> _Data under study_:

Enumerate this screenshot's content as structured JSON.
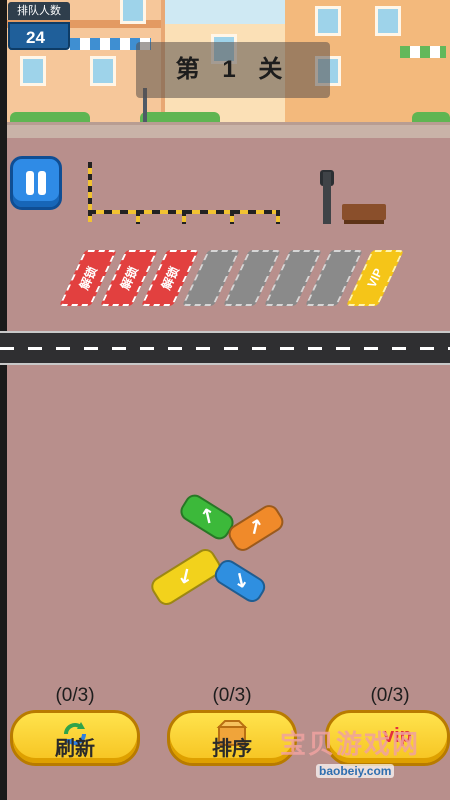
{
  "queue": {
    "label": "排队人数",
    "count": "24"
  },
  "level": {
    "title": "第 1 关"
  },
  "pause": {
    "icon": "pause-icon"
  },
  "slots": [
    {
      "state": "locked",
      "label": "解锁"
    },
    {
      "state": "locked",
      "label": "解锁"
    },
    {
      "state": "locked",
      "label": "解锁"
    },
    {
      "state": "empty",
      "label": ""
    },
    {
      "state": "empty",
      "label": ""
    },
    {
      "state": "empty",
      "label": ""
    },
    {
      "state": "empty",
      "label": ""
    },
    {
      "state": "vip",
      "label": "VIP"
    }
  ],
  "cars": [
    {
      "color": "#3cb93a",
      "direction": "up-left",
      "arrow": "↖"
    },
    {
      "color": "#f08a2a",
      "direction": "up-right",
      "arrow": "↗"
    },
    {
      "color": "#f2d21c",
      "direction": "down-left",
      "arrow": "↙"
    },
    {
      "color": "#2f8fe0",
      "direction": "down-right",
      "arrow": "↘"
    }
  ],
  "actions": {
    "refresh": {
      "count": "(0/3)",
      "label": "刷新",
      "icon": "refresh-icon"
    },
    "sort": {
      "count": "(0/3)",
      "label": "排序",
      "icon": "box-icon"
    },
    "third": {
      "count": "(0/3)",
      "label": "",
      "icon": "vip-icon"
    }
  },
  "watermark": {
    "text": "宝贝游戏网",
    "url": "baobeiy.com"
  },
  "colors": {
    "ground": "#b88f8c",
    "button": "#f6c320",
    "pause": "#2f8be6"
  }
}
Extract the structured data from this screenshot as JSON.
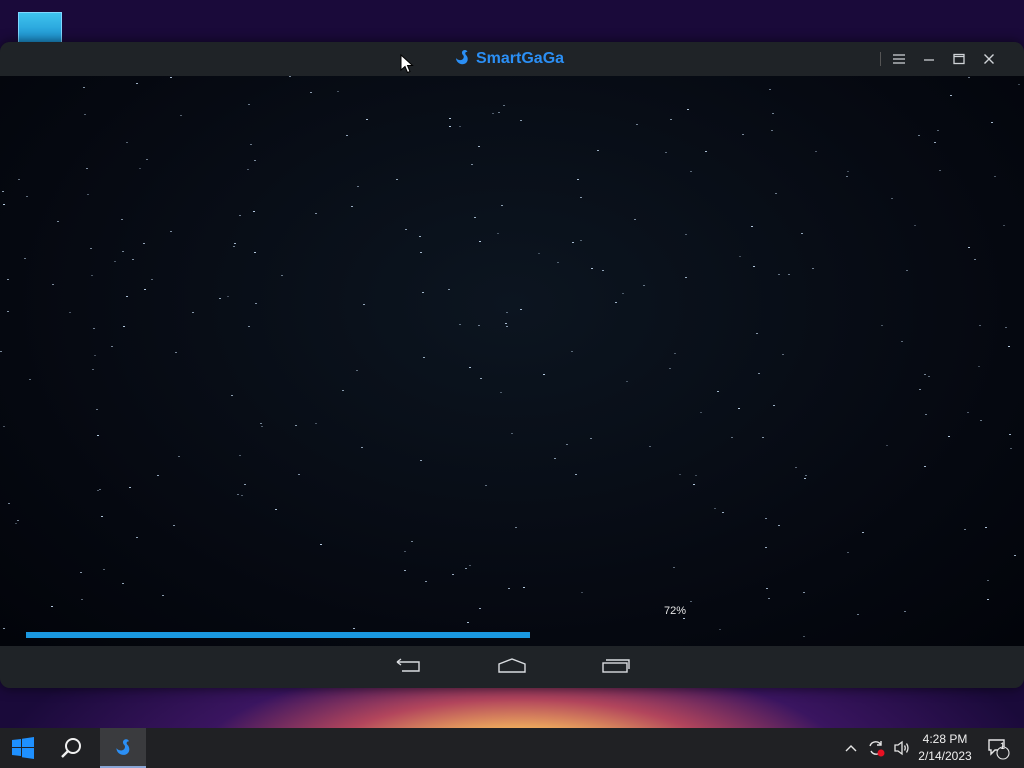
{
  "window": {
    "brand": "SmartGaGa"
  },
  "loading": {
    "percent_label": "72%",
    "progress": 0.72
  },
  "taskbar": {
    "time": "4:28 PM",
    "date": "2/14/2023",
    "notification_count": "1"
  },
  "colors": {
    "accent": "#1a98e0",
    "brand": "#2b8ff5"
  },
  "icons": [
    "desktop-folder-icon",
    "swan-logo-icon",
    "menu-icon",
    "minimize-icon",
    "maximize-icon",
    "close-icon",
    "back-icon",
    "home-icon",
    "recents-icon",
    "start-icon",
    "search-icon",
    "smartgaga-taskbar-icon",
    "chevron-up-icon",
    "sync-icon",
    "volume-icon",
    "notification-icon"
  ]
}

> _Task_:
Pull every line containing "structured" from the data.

> _Response for this exercise_:
Enumerate this screenshot's content as structured JSON.
Extract the structured data from this screenshot as JSON.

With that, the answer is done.